SIDS is commonly known as Sudden Infant Death Syndrome and the aim of the medical society is to decrease the number of cases concerning this issue. The American Academy of Pediatrics recommends the parents to sleep in the same room as their child for minimum 6 months up to a year after the baby is born.
In this way the risk of SIDS can be reduced to 50%. Of course this does not mean that the parent and child should always sleep in the same bed, sometimes that scenario is not advisable. The best way would be for the baby to sleep in its own crib but next to the parent’s bed
General Facts about SIDS
The reasons and factors for this issue for happening are yet unknown but it is known that the infants that pass this way are usually asleep and suffocated.
The rate of death from this issue in infants in the US is currently 40% and growing. SIDS can usually happen to infants from 1 month to 6 months old.
The reason can be purely genetic or have something to do with the immediate surroundings of the child’s sleeping place like pillows or stuffed toys that can obstruct the breathing path.
Sometimes since birth the child can be genetically predisposed and more vulnerable to obstruction and difficulty breathing.
How Can You Avoid SIDS:
With parents sleeping in the same room with their child their parental senses can be highly alerted and they can keep a better eye to their child in case it makes strange noises or starts moving. That way they can tend to them faster and possible save their life.
Separate Sleeping Space
The adult bed and baby bed are different things and it is not advisable for the parents to share the same bed. That means that the baby can have its own crib and sleep next to their parents and yet be isolated.
The Baby’s Sleeping Space

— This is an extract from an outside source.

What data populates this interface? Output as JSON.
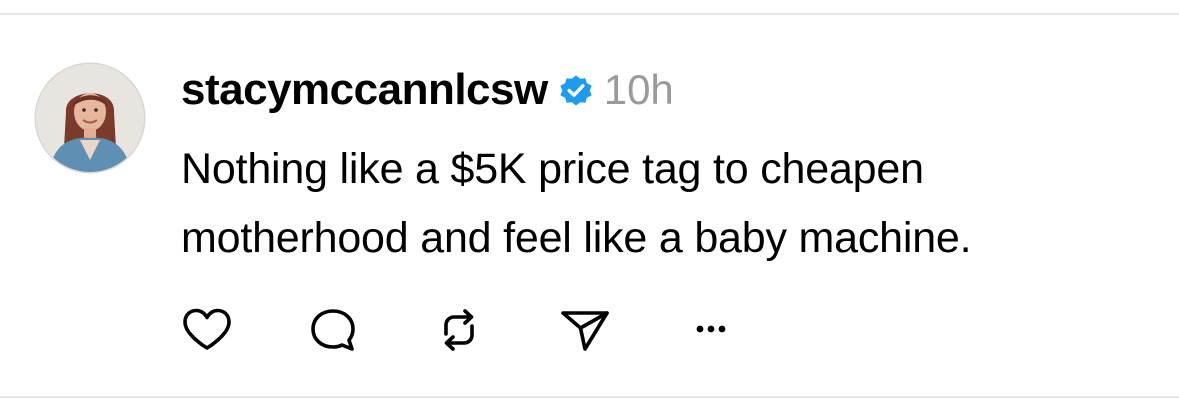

The best place to keep the child is in the crib and not on sofas or places where he can just roll off and fall. Also the surface you place them on should be firm and provide back support in order to help the child in his formative years. The crib should not be overloaded with stuffed toys, pillows or blankets in order to avoid suffocating.